This is the blog for Touchpoint Dashboard, a software solution for customer journey mapping. I’ve not used the software and can’t vouch for it, but the blog has many good posts on CJMs, including a pretty good basic explanation (See: “What is a Customer Touchpoint or Journey Map“). As of Fall 2011, the blog has regular updates at a rate of 2-4 per month (dating back to July 2011).
Westminster IC. “Customer Journey Mapping,” YouTube Video [3:14] (Nov 2009).
Members of the Westminster Council talk about there experiences testing customer journeys. Very interesting short video that makes some good points.
Web Searches for “Customer Journey Map.”
One of the best ways to get an overview of approaches to customer journey mapping is looking at the final deliverables others have made available on the web. Try some of the searches below for examples:
James Womack and Daniel Jones. “Lean Consumption,” Harvard Business Review (Feb 2005).
The authors call for: “streamlining the systems for providing goods and services, and making it easier for customers to buy and use them, a growing number of companies are actually lowering costs while saving everyone’s time.” This streamlining is what they called “lean consumption.” They write: “Mapping the steps in a production and consumption process is the best way to see opportunities for improvement. A map can reveal how broken processes waste providers’ and consumers’ time and money.” The recommend creating explicit diagrams showing activities on both the customer side and the supplier side. Exact timings in minutes are given in the examples in this diagram, so the proposed approach is not as broad as a full CJM, but it’s very similar.

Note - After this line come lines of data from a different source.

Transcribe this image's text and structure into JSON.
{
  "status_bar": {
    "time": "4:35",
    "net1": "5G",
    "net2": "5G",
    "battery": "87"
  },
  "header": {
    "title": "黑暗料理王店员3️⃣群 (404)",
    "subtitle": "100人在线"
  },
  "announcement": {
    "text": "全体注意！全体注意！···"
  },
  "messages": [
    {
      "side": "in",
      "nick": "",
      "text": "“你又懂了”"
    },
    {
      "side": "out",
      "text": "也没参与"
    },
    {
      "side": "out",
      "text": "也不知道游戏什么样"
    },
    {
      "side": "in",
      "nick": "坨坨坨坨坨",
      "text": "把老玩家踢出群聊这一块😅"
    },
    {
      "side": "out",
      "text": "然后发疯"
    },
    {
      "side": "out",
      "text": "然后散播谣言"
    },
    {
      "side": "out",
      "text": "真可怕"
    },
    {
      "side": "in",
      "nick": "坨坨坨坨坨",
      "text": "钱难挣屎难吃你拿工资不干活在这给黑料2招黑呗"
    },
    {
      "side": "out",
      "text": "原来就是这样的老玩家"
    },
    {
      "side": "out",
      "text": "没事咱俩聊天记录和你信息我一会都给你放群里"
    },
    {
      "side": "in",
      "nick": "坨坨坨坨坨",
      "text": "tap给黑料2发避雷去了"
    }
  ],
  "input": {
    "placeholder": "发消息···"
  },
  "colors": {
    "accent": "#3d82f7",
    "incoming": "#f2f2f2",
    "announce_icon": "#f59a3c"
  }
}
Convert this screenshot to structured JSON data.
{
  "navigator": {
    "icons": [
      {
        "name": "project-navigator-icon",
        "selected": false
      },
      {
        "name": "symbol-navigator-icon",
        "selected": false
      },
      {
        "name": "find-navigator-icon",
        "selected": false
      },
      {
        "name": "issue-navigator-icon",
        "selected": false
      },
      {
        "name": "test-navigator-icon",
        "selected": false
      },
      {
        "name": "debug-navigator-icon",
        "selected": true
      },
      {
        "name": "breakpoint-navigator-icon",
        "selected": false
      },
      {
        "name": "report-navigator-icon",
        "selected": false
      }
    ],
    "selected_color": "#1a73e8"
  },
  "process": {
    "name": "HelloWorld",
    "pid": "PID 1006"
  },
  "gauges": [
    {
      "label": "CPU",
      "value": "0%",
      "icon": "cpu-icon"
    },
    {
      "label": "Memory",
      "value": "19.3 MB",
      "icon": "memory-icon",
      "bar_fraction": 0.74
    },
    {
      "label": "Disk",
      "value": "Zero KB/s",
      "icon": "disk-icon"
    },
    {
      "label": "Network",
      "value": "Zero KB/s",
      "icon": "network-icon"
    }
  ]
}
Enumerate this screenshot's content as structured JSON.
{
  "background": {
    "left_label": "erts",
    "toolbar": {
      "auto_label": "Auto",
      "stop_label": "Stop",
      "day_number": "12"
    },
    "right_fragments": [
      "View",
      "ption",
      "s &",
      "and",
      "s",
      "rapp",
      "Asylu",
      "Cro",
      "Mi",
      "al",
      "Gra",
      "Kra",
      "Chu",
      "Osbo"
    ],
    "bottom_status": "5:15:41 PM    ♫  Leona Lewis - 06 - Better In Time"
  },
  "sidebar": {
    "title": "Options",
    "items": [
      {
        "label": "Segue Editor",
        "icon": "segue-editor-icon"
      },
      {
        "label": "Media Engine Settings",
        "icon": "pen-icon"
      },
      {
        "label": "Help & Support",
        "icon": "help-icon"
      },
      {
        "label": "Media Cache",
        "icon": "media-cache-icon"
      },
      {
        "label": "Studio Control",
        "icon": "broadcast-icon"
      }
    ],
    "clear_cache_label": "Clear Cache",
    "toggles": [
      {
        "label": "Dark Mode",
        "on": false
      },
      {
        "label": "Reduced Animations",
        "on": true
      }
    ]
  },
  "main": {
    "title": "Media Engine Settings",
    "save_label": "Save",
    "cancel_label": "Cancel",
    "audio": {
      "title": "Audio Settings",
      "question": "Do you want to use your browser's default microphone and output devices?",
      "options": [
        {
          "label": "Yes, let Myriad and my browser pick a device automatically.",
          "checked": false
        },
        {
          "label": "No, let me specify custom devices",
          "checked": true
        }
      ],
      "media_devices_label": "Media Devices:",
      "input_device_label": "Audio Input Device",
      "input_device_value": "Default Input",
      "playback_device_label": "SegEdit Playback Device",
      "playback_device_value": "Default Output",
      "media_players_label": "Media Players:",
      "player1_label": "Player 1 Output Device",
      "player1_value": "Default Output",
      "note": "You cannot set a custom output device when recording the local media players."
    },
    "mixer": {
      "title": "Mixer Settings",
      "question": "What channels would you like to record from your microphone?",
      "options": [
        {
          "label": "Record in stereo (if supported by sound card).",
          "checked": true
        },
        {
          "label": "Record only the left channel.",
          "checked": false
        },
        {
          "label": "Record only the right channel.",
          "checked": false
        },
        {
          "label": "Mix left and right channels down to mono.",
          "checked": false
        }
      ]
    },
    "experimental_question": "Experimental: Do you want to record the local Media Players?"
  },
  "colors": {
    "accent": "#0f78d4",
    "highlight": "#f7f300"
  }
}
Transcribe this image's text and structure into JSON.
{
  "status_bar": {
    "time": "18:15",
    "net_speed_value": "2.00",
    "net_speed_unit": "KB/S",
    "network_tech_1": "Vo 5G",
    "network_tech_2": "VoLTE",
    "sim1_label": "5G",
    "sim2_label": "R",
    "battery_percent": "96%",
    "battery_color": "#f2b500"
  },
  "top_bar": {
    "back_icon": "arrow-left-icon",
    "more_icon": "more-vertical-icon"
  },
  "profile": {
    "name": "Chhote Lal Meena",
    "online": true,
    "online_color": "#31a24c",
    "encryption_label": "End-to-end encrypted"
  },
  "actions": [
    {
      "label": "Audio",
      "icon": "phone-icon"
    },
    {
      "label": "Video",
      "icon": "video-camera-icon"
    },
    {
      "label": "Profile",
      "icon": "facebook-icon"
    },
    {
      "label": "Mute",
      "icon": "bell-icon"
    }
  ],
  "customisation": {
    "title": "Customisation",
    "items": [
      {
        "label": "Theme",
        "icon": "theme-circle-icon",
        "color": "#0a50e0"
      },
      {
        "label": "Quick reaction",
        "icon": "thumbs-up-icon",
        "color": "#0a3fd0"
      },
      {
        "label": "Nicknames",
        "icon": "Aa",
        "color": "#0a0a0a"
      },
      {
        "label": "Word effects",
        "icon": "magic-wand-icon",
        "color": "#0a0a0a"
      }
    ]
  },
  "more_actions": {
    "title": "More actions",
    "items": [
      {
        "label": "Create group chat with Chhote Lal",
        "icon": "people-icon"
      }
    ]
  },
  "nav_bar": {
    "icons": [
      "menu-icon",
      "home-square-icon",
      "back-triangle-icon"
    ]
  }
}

 Shostack, L. G. (1982). “How to Design a Service.” European Journal of Marketing 16(1): 49-63.
 Shostack, L. G. (1984). “Design Services that Deliver.” Harvard Business Review(84115): 133-139